TASK TO CARRY OUT: Note each line in the data holding the string "want" and report it.

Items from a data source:
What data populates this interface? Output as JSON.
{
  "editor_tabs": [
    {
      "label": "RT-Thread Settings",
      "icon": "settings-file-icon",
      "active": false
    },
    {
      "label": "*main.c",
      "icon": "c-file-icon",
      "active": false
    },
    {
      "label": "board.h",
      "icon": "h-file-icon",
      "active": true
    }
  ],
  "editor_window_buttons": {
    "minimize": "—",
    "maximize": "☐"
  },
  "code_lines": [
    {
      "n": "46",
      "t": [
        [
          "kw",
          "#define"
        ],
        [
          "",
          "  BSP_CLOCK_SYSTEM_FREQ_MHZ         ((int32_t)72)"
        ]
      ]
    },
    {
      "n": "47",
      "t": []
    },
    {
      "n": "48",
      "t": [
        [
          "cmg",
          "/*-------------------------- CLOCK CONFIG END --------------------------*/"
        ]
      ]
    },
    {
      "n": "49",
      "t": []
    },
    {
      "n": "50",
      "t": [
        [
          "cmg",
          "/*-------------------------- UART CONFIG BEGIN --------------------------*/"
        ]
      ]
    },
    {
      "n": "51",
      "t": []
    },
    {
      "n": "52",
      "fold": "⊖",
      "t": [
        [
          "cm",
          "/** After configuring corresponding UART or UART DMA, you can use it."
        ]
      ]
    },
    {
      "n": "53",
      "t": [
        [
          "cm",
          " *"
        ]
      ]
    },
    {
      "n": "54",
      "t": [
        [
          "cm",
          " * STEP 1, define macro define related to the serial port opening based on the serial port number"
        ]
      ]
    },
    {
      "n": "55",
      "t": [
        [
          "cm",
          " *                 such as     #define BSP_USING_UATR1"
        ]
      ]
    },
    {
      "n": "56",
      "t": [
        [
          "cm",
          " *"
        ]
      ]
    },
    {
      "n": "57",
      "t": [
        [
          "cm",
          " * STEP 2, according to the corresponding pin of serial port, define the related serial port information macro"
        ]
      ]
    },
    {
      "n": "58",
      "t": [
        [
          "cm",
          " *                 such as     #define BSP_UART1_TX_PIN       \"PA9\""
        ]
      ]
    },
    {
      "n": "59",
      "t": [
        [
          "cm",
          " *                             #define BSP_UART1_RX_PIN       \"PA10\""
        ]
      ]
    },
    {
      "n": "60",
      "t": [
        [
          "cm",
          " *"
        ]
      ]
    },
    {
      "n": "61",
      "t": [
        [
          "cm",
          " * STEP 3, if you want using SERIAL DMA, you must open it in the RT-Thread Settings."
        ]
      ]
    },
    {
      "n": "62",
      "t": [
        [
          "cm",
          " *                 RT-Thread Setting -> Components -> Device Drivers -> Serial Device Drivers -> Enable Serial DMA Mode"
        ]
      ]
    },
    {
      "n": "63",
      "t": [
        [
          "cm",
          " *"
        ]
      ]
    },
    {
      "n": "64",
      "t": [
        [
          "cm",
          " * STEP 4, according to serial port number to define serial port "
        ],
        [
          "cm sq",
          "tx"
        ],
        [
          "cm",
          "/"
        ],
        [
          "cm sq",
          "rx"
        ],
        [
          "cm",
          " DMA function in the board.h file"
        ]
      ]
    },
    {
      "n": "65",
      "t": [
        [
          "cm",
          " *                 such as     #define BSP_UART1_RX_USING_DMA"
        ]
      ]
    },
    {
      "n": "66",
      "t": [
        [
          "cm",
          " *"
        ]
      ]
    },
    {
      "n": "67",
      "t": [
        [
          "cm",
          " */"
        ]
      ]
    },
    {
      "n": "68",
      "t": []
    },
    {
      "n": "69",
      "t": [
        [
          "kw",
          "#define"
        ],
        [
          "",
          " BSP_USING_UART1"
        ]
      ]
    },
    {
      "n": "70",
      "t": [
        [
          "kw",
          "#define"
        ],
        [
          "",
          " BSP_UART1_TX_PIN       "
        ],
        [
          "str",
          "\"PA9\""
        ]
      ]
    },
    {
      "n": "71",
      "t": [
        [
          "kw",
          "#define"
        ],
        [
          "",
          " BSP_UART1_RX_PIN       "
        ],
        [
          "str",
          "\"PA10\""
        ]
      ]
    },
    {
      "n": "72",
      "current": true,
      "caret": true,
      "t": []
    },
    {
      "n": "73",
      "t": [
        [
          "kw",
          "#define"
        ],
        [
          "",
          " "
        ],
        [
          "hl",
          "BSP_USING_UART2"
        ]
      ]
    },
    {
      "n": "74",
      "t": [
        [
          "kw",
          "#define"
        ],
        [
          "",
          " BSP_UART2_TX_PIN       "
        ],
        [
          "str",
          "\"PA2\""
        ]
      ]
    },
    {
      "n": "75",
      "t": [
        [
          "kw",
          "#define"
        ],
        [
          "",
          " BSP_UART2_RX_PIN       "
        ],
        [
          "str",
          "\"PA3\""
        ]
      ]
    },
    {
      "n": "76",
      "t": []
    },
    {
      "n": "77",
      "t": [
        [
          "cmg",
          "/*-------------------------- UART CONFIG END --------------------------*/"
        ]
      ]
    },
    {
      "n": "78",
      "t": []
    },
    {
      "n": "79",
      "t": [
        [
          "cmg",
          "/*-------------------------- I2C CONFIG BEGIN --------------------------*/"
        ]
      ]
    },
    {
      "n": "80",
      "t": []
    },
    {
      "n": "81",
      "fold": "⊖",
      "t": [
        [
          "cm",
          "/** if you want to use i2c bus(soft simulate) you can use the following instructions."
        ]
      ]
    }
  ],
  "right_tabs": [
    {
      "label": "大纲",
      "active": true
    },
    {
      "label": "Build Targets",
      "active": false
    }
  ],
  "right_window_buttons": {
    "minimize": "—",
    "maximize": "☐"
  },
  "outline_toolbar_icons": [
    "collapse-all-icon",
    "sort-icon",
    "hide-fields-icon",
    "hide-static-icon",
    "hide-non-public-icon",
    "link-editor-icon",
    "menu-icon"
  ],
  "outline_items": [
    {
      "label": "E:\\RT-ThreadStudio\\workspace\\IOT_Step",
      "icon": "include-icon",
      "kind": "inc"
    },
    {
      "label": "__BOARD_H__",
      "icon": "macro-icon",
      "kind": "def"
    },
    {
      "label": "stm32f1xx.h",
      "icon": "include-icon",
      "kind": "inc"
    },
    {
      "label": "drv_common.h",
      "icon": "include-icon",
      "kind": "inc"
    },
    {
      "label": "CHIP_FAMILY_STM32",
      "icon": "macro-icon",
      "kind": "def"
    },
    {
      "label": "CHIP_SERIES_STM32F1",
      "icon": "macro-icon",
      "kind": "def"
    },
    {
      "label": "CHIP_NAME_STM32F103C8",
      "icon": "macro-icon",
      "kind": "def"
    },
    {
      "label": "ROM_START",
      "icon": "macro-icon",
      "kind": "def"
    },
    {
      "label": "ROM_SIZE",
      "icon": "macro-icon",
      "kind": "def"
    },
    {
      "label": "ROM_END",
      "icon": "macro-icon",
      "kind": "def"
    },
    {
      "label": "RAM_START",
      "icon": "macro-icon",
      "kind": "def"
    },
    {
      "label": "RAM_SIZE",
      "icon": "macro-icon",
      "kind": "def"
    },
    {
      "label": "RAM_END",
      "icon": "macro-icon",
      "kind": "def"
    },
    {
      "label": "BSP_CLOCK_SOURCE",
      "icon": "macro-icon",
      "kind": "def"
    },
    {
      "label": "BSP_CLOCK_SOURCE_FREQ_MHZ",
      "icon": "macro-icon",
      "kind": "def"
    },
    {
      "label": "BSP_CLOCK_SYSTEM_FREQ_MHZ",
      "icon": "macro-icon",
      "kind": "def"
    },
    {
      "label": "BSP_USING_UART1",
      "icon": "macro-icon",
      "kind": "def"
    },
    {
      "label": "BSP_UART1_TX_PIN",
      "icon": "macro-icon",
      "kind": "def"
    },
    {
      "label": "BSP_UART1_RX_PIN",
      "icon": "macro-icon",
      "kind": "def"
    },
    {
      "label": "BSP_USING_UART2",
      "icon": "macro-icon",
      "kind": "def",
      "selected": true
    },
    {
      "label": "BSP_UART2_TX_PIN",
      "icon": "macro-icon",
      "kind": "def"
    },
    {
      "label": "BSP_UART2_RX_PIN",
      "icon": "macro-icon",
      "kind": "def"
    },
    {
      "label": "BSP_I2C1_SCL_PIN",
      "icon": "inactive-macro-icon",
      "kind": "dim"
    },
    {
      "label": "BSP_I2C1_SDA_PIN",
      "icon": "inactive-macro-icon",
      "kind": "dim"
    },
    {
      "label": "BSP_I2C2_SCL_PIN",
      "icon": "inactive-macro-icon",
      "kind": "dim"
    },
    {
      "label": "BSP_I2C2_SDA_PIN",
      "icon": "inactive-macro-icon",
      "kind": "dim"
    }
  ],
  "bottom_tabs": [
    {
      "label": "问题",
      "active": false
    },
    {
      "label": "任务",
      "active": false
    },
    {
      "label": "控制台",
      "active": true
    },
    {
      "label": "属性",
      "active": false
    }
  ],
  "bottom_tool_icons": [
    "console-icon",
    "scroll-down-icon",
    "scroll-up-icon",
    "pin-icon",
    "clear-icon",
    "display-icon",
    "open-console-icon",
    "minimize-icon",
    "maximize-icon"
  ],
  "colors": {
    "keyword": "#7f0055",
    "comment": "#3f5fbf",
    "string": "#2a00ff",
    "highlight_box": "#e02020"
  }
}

YOUR RESPONSE:
          " * STEP 3, if you want using SERIAL DMA, you must open it in the RT-Thread Settings."
          "/** if you want to use i2c bus(soft simulate) you can use the following instructions."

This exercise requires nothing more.